While working in a munitions factory in Detroit, he met my grandmother Angie. The Polish equivalent of Rosie the Riveter she worked in the same factory with him, and they hit it off fine. They married in ’43 and had my father in ’45.
They moved to Monroe, Michigan, soon after, and had two girls, my aunts Kathy and Pam. While there, Grandpa ran Ken’s Auto Parts, which he owned until he retired, a place I remember well from my childhood. The scent of engine oil always brings me back.
After that, he and my grandmother moved up to Buckley, Michigan, where they lived on a large stretch of land my grandmother had inherited from her parents. I remember spending many days hiking and fishing on the land, up near where Hemingway did the same things as a boy, in more rugged times.
Grandpa loved to play golf, bowl, and sing. He lent his voice to a barbershop quartet and his church choir for decades. He often burst into song just for the sheer joy of it. He once had a dog named Bandit, a huge Husky/Shepard mix, who would howl along with him whenever Grandpa would hit the right notes.

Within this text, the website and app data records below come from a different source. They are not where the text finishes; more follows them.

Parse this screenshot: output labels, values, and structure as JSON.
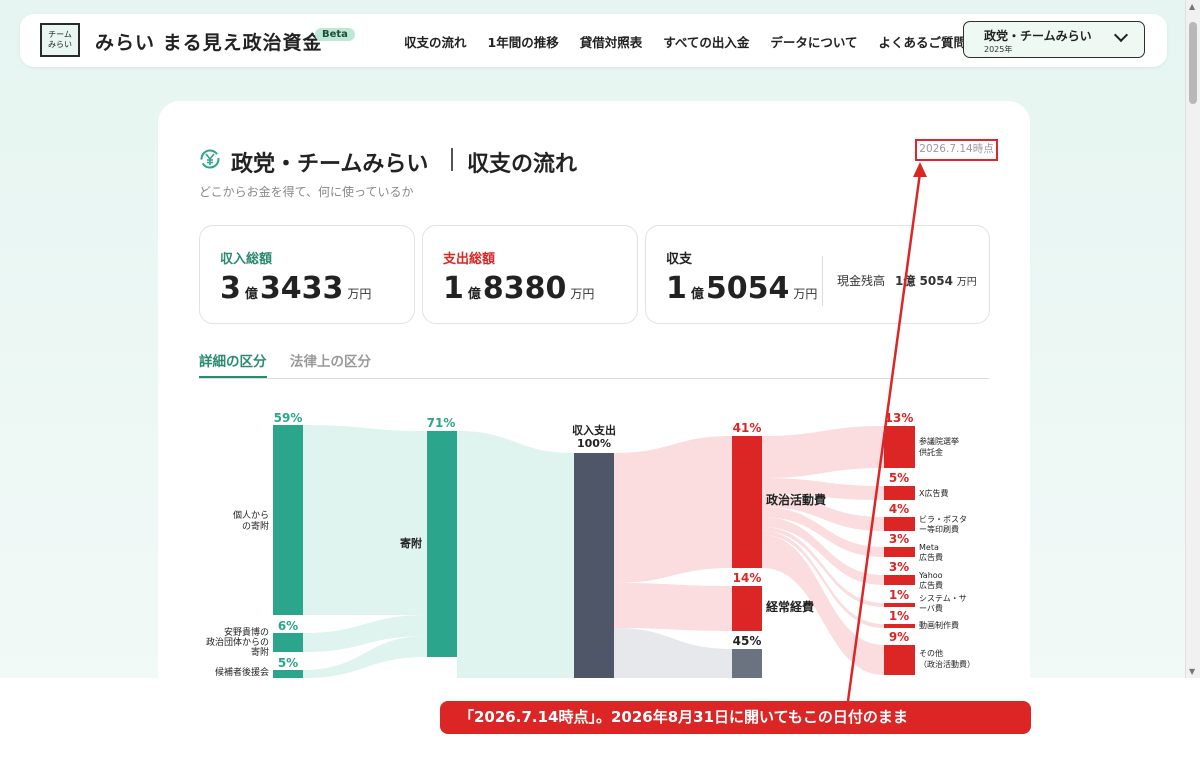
{
  "header": {
    "logo_lines": [
      "チーム",
      "みらい"
    ],
    "site_title": "みらい まる見え政治資金",
    "beta_badge": "Beta",
    "nav": [
      "収支の流れ",
      "1年間の推移",
      "貸借対照表",
      "すべての出入金",
      "データについて",
      "よくあるご質問"
    ],
    "org_selector": {
      "name": "政党・チームみらい",
      "year": "2025年"
    }
  },
  "page": {
    "org_name": "政党・チームみらい",
    "section_title": "収支の流れ",
    "tagline": "どこからお金を得て、何に使っているか",
    "as_of": "2026.7.14時点"
  },
  "stats": {
    "income": {
      "label": "収入総額",
      "oku": "3",
      "oku_unit": "億",
      "man": "3433",
      "man_unit": "万円"
    },
    "expense": {
      "label": "支出総額",
      "oku": "1",
      "oku_unit": "億",
      "man": "8380",
      "man_unit": "万円"
    },
    "balance": {
      "label": "収支",
      "oku": "1",
      "oku_unit": "億",
      "man": "5054",
      "man_unit": "万円"
    },
    "cash_balance": {
      "label": "現金残高",
      "value": "1億 5054",
      "unit": "万円"
    }
  },
  "tabs": [
    {
      "label": "詳細の区分",
      "active": true
    },
    {
      "label": "法律上の区分",
      "active": false
    }
  ],
  "sankey": {
    "colors": {
      "income": "#2ba58c",
      "center": "#4f5668",
      "expense": "#dc2626",
      "balance": "#6b7280",
      "income_flow": "#dff4ee",
      "expense_flow": "#fbdcdf",
      "balance_flow": "#e6e8ec"
    },
    "sources": [
      {
        "label": "個人から\nの寄附",
        "pct": "59%"
      },
      {
        "label": "安野貴博の\n政治団体からの\n寄附",
        "pct": "6%"
      },
      {
        "label": "候補者後援会",
        "pct": "5%"
      }
    ],
    "income_categories": [
      {
        "label": "寄附",
        "pct": "71%"
      }
    ],
    "center": {
      "label": "収入支出",
      "pct": "100%"
    },
    "expense_categories": [
      {
        "label": "政治活動費",
        "pct": "41%"
      },
      {
        "label": "経常経費",
        "pct": "14%"
      },
      {
        "label": "",
        "pct": "45%"
      }
    ],
    "expense_items": [
      {
        "label": "参議院選挙\n供託金",
        "pct": "13%"
      },
      {
        "label": "X広告費",
        "pct": "5%"
      },
      {
        "label": "ビラ・ポスタ\nー等印刷費",
        "pct": "4%"
      },
      {
        "label": "Meta\n広告費",
        "pct": "3%"
      },
      {
        "label": "Yahoo\n広告費",
        "pct": "3%"
      },
      {
        "label": "システム・サ\nーバ費",
        "pct": "1%"
      },
      {
        "label": "動画制作費",
        "pct": "1%"
      },
      {
        "label": "その他\n（政治活動費）",
        "pct": "9%"
      }
    ]
  },
  "annotation": "「2026.7.14時点」。2026年8月31日に開いてもこの日付のまま",
  "scrollbar": {
    "up": "▲",
    "down": "▼"
  }
}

After my quads were born, I didn’t make it back to Michigan to visit my only surviving grandparents all that often. Grandpa’s failing health made the eight-hour drive to my place difficult. I didn’t see nearly enough of him over the past few years.

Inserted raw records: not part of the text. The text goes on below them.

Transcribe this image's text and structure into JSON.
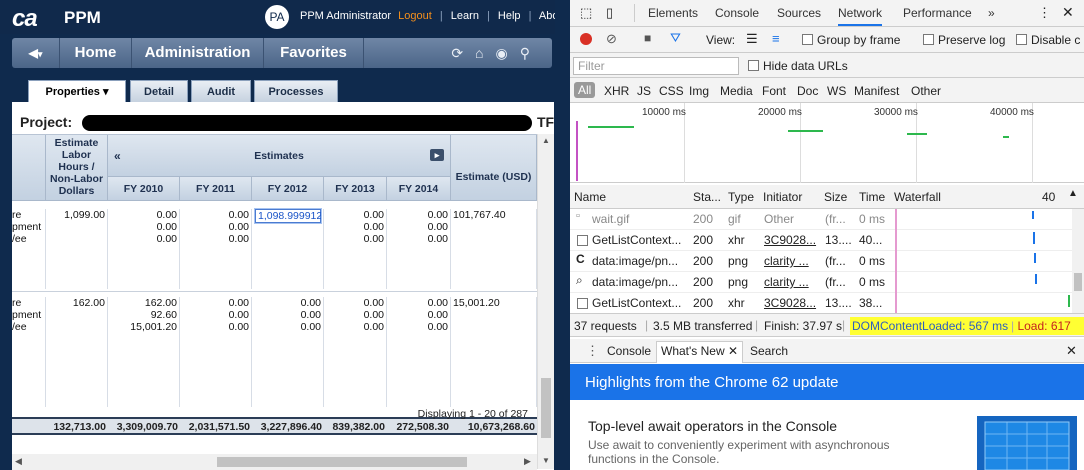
{
  "app": {
    "logo": "ca",
    "name": "PPM",
    "user_initials": "PA",
    "user_name": "PPM Administrator",
    "logout": "Logout",
    "learn": "Learn",
    "help": "Help",
    "about": "About"
  },
  "nav": {
    "home": "Home",
    "administration": "Administration",
    "favorites": "Favorites"
  },
  "tabs": [
    {
      "label": "Properties ▾",
      "active": true
    },
    {
      "label": "Detail"
    },
    {
      "label": "Audit"
    },
    {
      "label": "Processes"
    }
  ],
  "page": {
    "project_label": "Project:",
    "tf_label": "TF"
  },
  "grid": {
    "col_labor": "Estimate Labor Hours / Non-Labor Dollars",
    "col_estimates": "Estimates",
    "years": [
      "FY 2010",
      "FY 2011",
      "FY 2012",
      "FY 2013",
      "FY 2014"
    ],
    "col_estimate_usd": "Estimate (USD)",
    "rows": [
      {
        "type_lines": [
          "re",
          "pment",
          "/ee"
        ],
        "labor": "1,099.00",
        "fy": [
          [
            "0.00",
            "0.00",
            "0.00"
          ],
          [
            "0.00",
            "0.00",
            "0.00"
          ],
          [],
          [
            "0.00",
            "0.00",
            "0.00"
          ],
          [
            "0.00",
            "0.00",
            "0.00"
          ]
        ],
        "edit_value": "1,098.999912",
        "estimate": "101,767.40"
      },
      {
        "type_lines": [
          "re",
          "pment",
          "/ee"
        ],
        "labor": "162.00",
        "fy": [
          [
            "162.00",
            "92.60",
            "15,001.20"
          ],
          [
            "0.00",
            "0.00",
            "0.00"
          ],
          [
            "0.00",
            "0.00",
            "0.00"
          ],
          [
            "0.00",
            "0.00",
            "0.00"
          ],
          [
            "0.00",
            "0.00",
            "0.00"
          ]
        ],
        "estimate": "15,001.20"
      }
    ],
    "totals": [
      "132,713.00",
      "3,309,009.70",
      "2,031,571.50",
      "3,227,896.40",
      "839,382.00",
      "272,508.30",
      "10,673,268.60"
    ],
    "displaying": "Displaying 1 - 20 of 287"
  },
  "devtools": {
    "tabs": [
      "Elements",
      "Console",
      "Sources",
      "Network",
      "Performance",
      "»"
    ],
    "view_label": "View:",
    "group_by_frame": "Group by frame",
    "preserve_log": "Preserve log",
    "disable_cache": "Disable c",
    "filter_placeholder": "Filter",
    "hide_data_urls": "Hide data URLs",
    "types": [
      "All",
      "XHR",
      "JS",
      "CSS",
      "Img",
      "Media",
      "Font",
      "Doc",
      "WS",
      "Manifest",
      "Other"
    ],
    "ticks": [
      "10000 ms",
      "20000 ms",
      "30000 ms",
      "40000 ms"
    ],
    "columns": [
      "Name",
      "Sta...",
      "Type",
      "Initiator",
      "Size",
      "Time",
      "Waterfall",
      "40"
    ],
    "requests": [
      {
        "name": "wait.gif",
        "status": "200",
        "type": "gif",
        "initiator": "Other",
        "size": "(fr...",
        "time": "0 ms"
      },
      {
        "name": "GetListContext...",
        "status": "200",
        "type": "xhr",
        "initiator": "3C9028...",
        "size": "13....",
        "time": "40..."
      },
      {
        "name": "data:image/pn...",
        "status": "200",
        "type": "png",
        "initiator": "clarity ...",
        "size": "(fr...",
        "time": "0 ms"
      },
      {
        "name": "data:image/pn...",
        "status": "200",
        "type": "png",
        "initiator": "clarity ...",
        "size": "(fr...",
        "time": "0 ms"
      },
      {
        "name": "GetListContext...",
        "status": "200",
        "type": "xhr",
        "initiator": "3C9028...",
        "size": "13....",
        "time": "38..."
      }
    ],
    "summary_requests": "37 requests",
    "summary_transferred": "3.5 MB transferred",
    "summary_finish": "Finish: 37.97 s",
    "dom_content_loaded": "DOMContentLoaded: 567 ms",
    "load": "Load: 617",
    "drawer_tabs": [
      "Console",
      "What's New",
      "Search"
    ],
    "banner": "Highlights from the Chrome 62 update",
    "whatsnew_title": "Top-level await operators in the Console",
    "whatsnew_desc": "Use await to conveniently experiment with asynchronous functions in the Console."
  }
}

However, my son Marty and I joined my brother and his daughters, plus my father and stepmother, in a visit this past October. It was the one and only time I saw Grandpa in the nursing home. A series of ministrokes (we think) had muddled his memory, macular degeneration had done a number on his eyesight, and the earlier pneumonia had stolen his strength.
Despite that, he was thrilled to see us, and we him. My father, brother, and I watched the first game of the World Series with Grandpa, a lifelong Tigers fan. (As the only Brewers fan in the lot, I’m the odd man out.) Even though Detroit lost, we had a great time hanging out in the common room and sharing some beers.

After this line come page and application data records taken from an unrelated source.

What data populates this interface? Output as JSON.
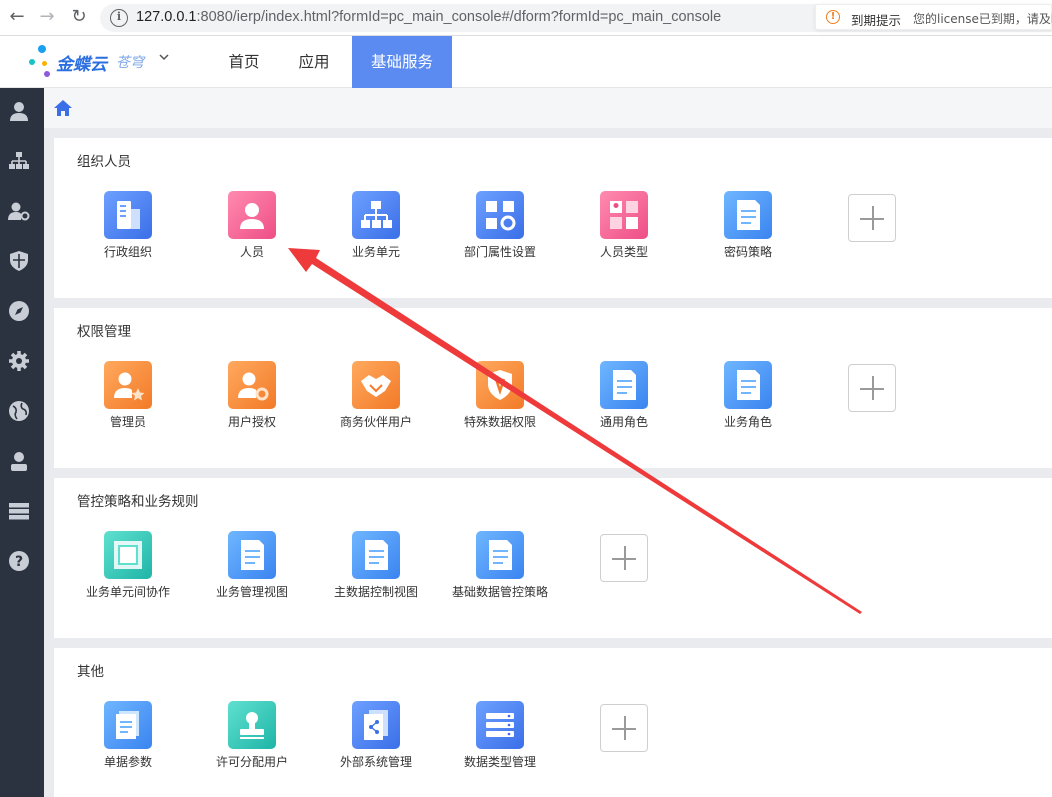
{
  "browser": {
    "url_host": "127.0.0.1",
    "url_rest": ":8080/ierp/index.html?formId=pc_main_console#/dform?formId=pc_main_console"
  },
  "header": {
    "brand": "金蝶云",
    "brand_sub": "苍穹",
    "tabs": [
      {
        "label": "首页"
      },
      {
        "label": "应用"
      },
      {
        "label": "基础服务"
      }
    ],
    "active_tab": "基础服务",
    "notice_title": "到期提示",
    "notice_message": "您的license已到期，请及时"
  },
  "sidebar": {
    "items": [
      "user-icon",
      "org-chart-icon",
      "user-settings-icon",
      "shield-icon",
      "compass-icon",
      "gear-icon",
      "globe-icon",
      "person-icon",
      "server-icon",
      "help-icon"
    ]
  },
  "sections": [
    {
      "title": "组织人员",
      "tiles": [
        {
          "label": "行政组织",
          "icon": "building-icon",
          "color": "blue"
        },
        {
          "label": "人员",
          "icon": "person-icon",
          "color": "pink"
        },
        {
          "label": "业务单元",
          "icon": "org-chart-icon",
          "color": "blue"
        },
        {
          "label": "部门属性设置",
          "icon": "grid-gear-icon",
          "color": "blue"
        },
        {
          "label": "人员类型",
          "icon": "person-grid-icon",
          "color": "pink"
        },
        {
          "label": "密码策略",
          "icon": "document-icon",
          "color": "sky"
        }
      ]
    },
    {
      "title": "权限管理",
      "tiles": [
        {
          "label": "管理员",
          "icon": "admin-star-icon",
          "color": "orange"
        },
        {
          "label": "用户授权",
          "icon": "user-gear-icon",
          "color": "orange"
        },
        {
          "label": "商务伙伴用户",
          "icon": "handshake-icon",
          "color": "orange"
        },
        {
          "label": "特殊数据权限",
          "icon": "shield-icon",
          "color": "orange"
        },
        {
          "label": "通用角色",
          "icon": "document-icon",
          "color": "sky"
        },
        {
          "label": "业务角色",
          "icon": "document-icon",
          "color": "sky"
        }
      ]
    },
    {
      "title": "管控策略和业务规则",
      "tiles": [
        {
          "label": "业务单元间协作",
          "icon": "layers-icon",
          "color": "teal"
        },
        {
          "label": "业务管理视图",
          "icon": "document-icon",
          "color": "sky"
        },
        {
          "label": "主数据控制视图",
          "icon": "document-icon",
          "color": "sky"
        },
        {
          "label": "基础数据管控策略",
          "icon": "document-icon",
          "color": "sky"
        }
      ]
    },
    {
      "title": "其他",
      "tiles": [
        {
          "label": "单据参数",
          "icon": "stacked-docs-icon",
          "color": "sky"
        },
        {
          "label": "许可分配用户",
          "icon": "stamp-icon",
          "color": "teal"
        },
        {
          "label": "外部系统管理",
          "icon": "share-docs-icon",
          "color": "blue"
        },
        {
          "label": "数据类型管理",
          "icon": "list-icon",
          "color": "blue"
        }
      ]
    }
  ],
  "annotation": {
    "color": "#ee3a3a"
  }
}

Late in the evening, after the shift change, the night nurse came in to scold us for feeding Grandpa beer, concocting a policy against it on the spot. (My attorney/father asked to see the policy and got only blank looks instead.) Despite that, we packed the beer away. We’d been drinking it for two hours already anyhow.
As my brother Mark pointed out, he’d bought Grandpa—a lifelong Bud man—his last Budweiser. That’s something to be proud of, I think.
During our visits, Grandpa often sang a few lyrics, almost under his breath. Often, the lines came from “Babyface” from Thoroughly Modern Millie, a song he’d always liked to sing to his grandchildren and great-grandchildren.
One time, though, he breathed out a stray bit from another tune:
There will come a day when youth will pass away.
What will they say about me?
That’s, of course, a line from “Just a Gigolo/I Ain’t Got Nobody,” which Louis Prima made famous in my Grandpa’s day. Even though I don’t think anyone else heard him, it shook me to hear the words coming from him. Then I remembered the song’s next line:
When the end comes I’ll know I was just a gigolo.
Life goes on without me.
Grandpa sensed that the end was near, I think. I’m just glad I got to hear him sing about it one last time.
Good-bye, Grandpa. We’ll miss you every moment we have left.